Data section START

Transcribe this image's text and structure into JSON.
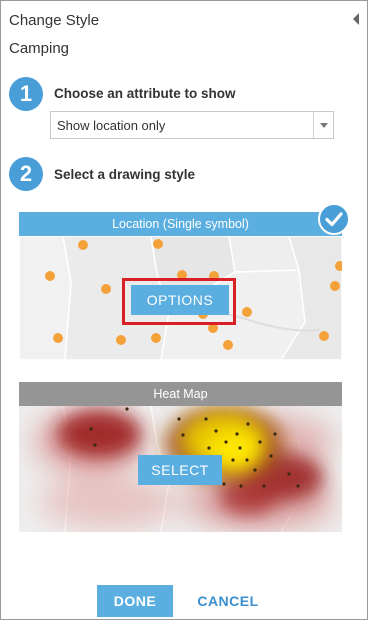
{
  "panel": {
    "title": "Change Style",
    "layer_name": "Camping"
  },
  "step1": {
    "number": "1",
    "label": "Choose an attribute to show",
    "select_value": "Show location only"
  },
  "step2": {
    "number": "2",
    "label": "Select a drawing style"
  },
  "styles": [
    {
      "title": "Location (Single symbol)",
      "button": "OPTIONS",
      "selected": true
    },
    {
      "title": "Heat Map",
      "button": "SELECT",
      "selected": false
    }
  ],
  "footer": {
    "done_label": "DONE",
    "cancel_label": "CANCEL"
  },
  "colors": {
    "accent": "#4a9ed8",
    "button": "#5aaee0",
    "point": "#f5a13a",
    "highlight": "#d92027"
  },
  "icons": {
    "collapse": "collapse-arrow-icon",
    "check": "checkmark-icon",
    "dropdown": "chevron-down-icon"
  }
}
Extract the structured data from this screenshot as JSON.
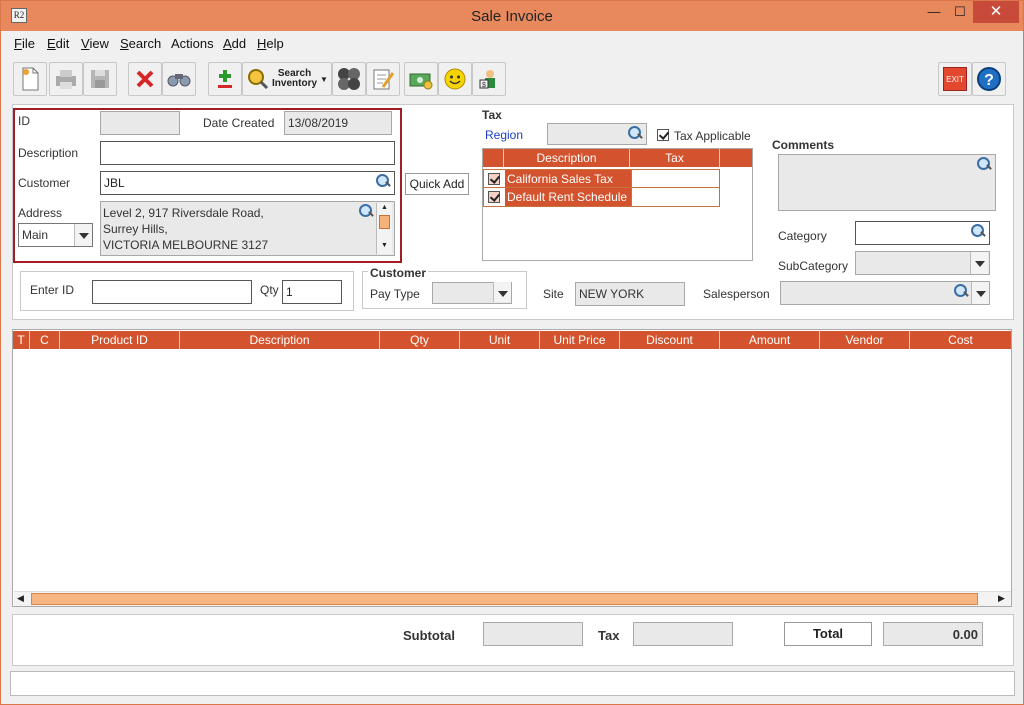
{
  "window": {
    "title": "Sale Invoice",
    "app_icon": "R2",
    "minimize": "—",
    "maximize": "☐",
    "close": "✕"
  },
  "menu": [
    "File",
    "Edit",
    "View",
    "Search",
    "Actions",
    "Add",
    "Help"
  ],
  "toolbar": {
    "search_inventory_line1": "Search",
    "search_inventory_line2": "Inventory",
    "exit_label": "EXIT",
    "help_label": "?"
  },
  "header_form": {
    "id_label": "ID",
    "id_value": "",
    "date_label": "Date Created",
    "date_value": "13/08/2019",
    "description_label": "Description",
    "description_value": "",
    "customer_label": "Customer",
    "customer_value": "JBL",
    "quick_add": "Quick Add",
    "address_label": "Address",
    "address_type": "Main",
    "address_lines": [
      "Level 2, 917 Riversdale Road,",
      "Surrey Hills,",
      "VICTORIA MELBOURNE 3127"
    ]
  },
  "tax": {
    "title": "Tax",
    "region_label": "Region",
    "region_value": "",
    "tax_applicable_label": "Tax Applicable",
    "columns": [
      "Description",
      "Tax"
    ],
    "rows": [
      {
        "description": "California Sales Tax",
        "tax": ""
      },
      {
        "description": "Default Rent Schedule",
        "tax": ""
      }
    ]
  },
  "comments": {
    "title": "Comments",
    "value": ""
  },
  "classification": {
    "category_label": "Category",
    "category_value": "",
    "subcategory_label": "SubCategory",
    "subcategory_value": ""
  },
  "entry": {
    "enter_id_label": "Enter ID",
    "enter_id_value": "",
    "qty_label": "Qty",
    "qty_value": "1"
  },
  "customer_box": {
    "title": "Customer",
    "pay_type_label": "Pay Type",
    "pay_type_value": ""
  },
  "site": {
    "label": "Site",
    "value": "NEW YORK"
  },
  "salesperson": {
    "label": "Salesperson",
    "value": ""
  },
  "grid": {
    "columns": [
      "T",
      "C",
      "Product ID",
      "Description",
      "Qty",
      "Unit",
      "Unit Price",
      "Discount",
      "Amount",
      "Vendor",
      "Cost"
    ]
  },
  "totals": {
    "subtotal_label": "Subtotal",
    "subtotal_value": "",
    "tax_label": "Tax",
    "tax_value": "",
    "total_label": "Total",
    "total_value": "0.00"
  },
  "colors": {
    "accent": "#d2532d",
    "titlebar": "#e8895d",
    "highlight_border": "#a31c23"
  }
}
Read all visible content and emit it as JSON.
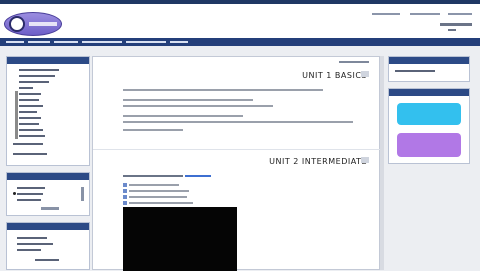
{
  "header": {
    "links": [
      "",
      "",
      ""
    ]
  },
  "nav": {
    "items": [
      "",
      "",
      "",
      "",
      "",
      "",
      ""
    ]
  },
  "main": {
    "unit1_title": "UNIT 1 BASICS",
    "unit2_title": "UNIT 2 INTERMEDIATE"
  },
  "colors": {
    "nav": "#243f7a",
    "accent_cyan": "#33c0ee",
    "accent_purple": "#b178e6"
  }
}
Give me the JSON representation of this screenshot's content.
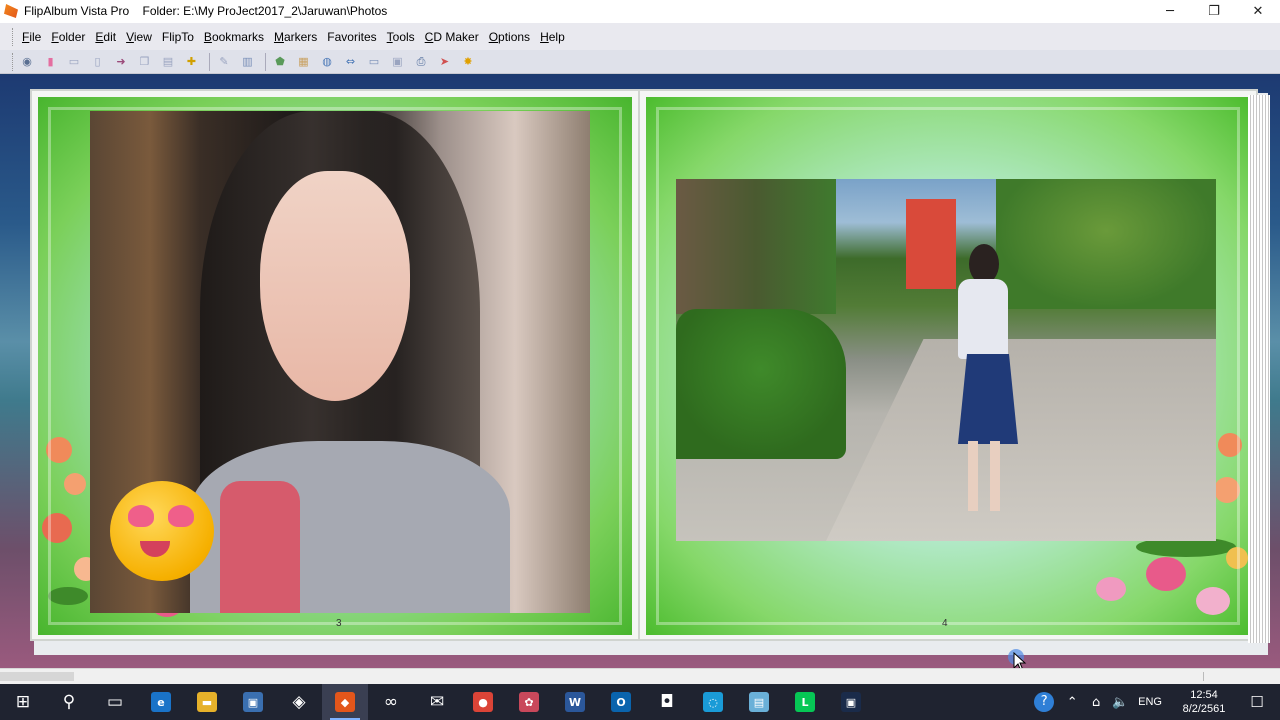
{
  "window": {
    "title": "FlipAlbum Vista Pro    Folder: E:\\My ProJect2017_2\\Jaruwan\\Photos",
    "controls": {
      "minimize": "─",
      "maximize": "❐",
      "close": "✕"
    }
  },
  "menu": [
    {
      "key": "F",
      "rest": "ile"
    },
    {
      "key": "F",
      "rest": "older"
    },
    {
      "key": "E",
      "rest": "dit"
    },
    {
      "key": "V",
      "rest": "iew"
    },
    {
      "key": "",
      "rest": "FlipTo"
    },
    {
      "key": "B",
      "rest": "ookmarks"
    },
    {
      "key": "M",
      "rest": "arkers"
    },
    {
      "key": "",
      "rest": "Favorites"
    },
    {
      "key": "T",
      "rest": "ools"
    },
    {
      "key": "C",
      "rest": "D Maker"
    },
    {
      "key": "O",
      "rest": "ptions"
    },
    {
      "key": "H",
      "rest": "elp"
    }
  ],
  "toolbar_icons": [
    {
      "name": "eye-icon",
      "glyph": "◉",
      "color": "#5a6f92"
    },
    {
      "name": "bookmark-icon",
      "glyph": "▮",
      "color": "#e46ea0"
    },
    {
      "name": "open-book-icon",
      "glyph": "▭",
      "color": "#9aa4c0"
    },
    {
      "name": "page-icon",
      "glyph": "▯",
      "color": "#9aa4c0"
    },
    {
      "name": "arrow-icon",
      "glyph": "➜",
      "color": "#9b4a7a"
    },
    {
      "name": "copy-icon",
      "glyph": "❐",
      "color": "#9aa4c0"
    },
    {
      "name": "paste-icon",
      "glyph": "▤",
      "color": "#9aa4c0"
    },
    {
      "name": "add-icon",
      "glyph": "✚",
      "color": "#d1a000"
    },
    {
      "name": "pen-icon",
      "glyph": "✎",
      "color": "#9aa4c0"
    },
    {
      "name": "columns-icon",
      "glyph": "▥",
      "color": "#7a8fb8"
    },
    {
      "name": "tag-icon",
      "glyph": "⬟",
      "color": "#5a9a5a"
    },
    {
      "name": "album-icon",
      "glyph": "▦",
      "color": "#c8a060"
    },
    {
      "name": "globe-icon",
      "glyph": "◍",
      "color": "#4d7ab8"
    },
    {
      "name": "fit-width-icon",
      "glyph": "⇔",
      "color": "#4d7ab8"
    },
    {
      "name": "slideshow-icon",
      "glyph": "▭",
      "color": "#7a8fb8"
    },
    {
      "name": "film-icon",
      "glyph": "▣",
      "color": "#9aa4c0"
    },
    {
      "name": "printer-icon",
      "glyph": "⎙",
      "color": "#4d6a9a"
    },
    {
      "name": "pointer-icon",
      "glyph": "➤",
      "color": "#d05050"
    },
    {
      "name": "star-icon",
      "glyph": "✸",
      "color": "#e0a000"
    }
  ],
  "pages": {
    "left_number": "3",
    "right_number": "4"
  },
  "taskbar": {
    "icons": [
      {
        "name": "start-icon",
        "glyph": "⊞",
        "bg": "",
        "active": false
      },
      {
        "name": "search-icon",
        "glyph": "⚲",
        "bg": "",
        "active": false
      },
      {
        "name": "task-view-icon",
        "glyph": "▭",
        "bg": "",
        "active": false
      },
      {
        "name": "edge-icon",
        "glyph": "e",
        "bg": "#1a73c8",
        "active": false
      },
      {
        "name": "file-explorer-icon",
        "glyph": "▬",
        "bg": "#e6b12a",
        "active": false
      },
      {
        "name": "store-icon",
        "glyph": "▣",
        "bg": "#3a6fb0",
        "active": false
      },
      {
        "name": "dropbox-icon",
        "glyph": "◈",
        "bg": "",
        "active": false
      },
      {
        "name": "flipalbum-icon",
        "glyph": "◆",
        "bg": "#e3561b",
        "active": true
      },
      {
        "name": "infinity-icon",
        "glyph": "∞",
        "bg": "",
        "active": false
      },
      {
        "name": "mail-icon",
        "glyph": "✉",
        "bg": "",
        "active": false
      },
      {
        "name": "chrome-icon",
        "glyph": "●",
        "bg": "#db4437",
        "active": false
      },
      {
        "name": "paint-icon",
        "glyph": "✿",
        "bg": "#c9485b",
        "active": false
      },
      {
        "name": "word-icon",
        "glyph": "W",
        "bg": "#2b579a",
        "active": false
      },
      {
        "name": "outlook-icon",
        "glyph": "O",
        "bg": "#0a64ad",
        "active": false
      },
      {
        "name": "camera-icon",
        "glyph": "◘",
        "bg": "",
        "active": false
      },
      {
        "name": "app-blue-icon",
        "glyph": "◌",
        "bg": "#1a9bd7",
        "active": false
      },
      {
        "name": "notepad-icon",
        "glyph": "▤",
        "bg": "#6ab0d8",
        "active": false
      },
      {
        "name": "line-icon",
        "glyph": "L",
        "bg": "#06c755",
        "active": false
      },
      {
        "name": "media-icon",
        "glyph": "▣",
        "bg": "#1a2b4a",
        "active": false
      }
    ],
    "tray": {
      "help_icon": "?",
      "chevron_icon": "⌃",
      "network_icon": "⌂",
      "volume_icon": "🔈",
      "language": "ENG",
      "time": "12:54",
      "date": "8/2/2561",
      "notification_icon": "☐"
    }
  }
}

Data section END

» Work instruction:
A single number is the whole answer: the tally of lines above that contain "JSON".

» Solution to this task:
4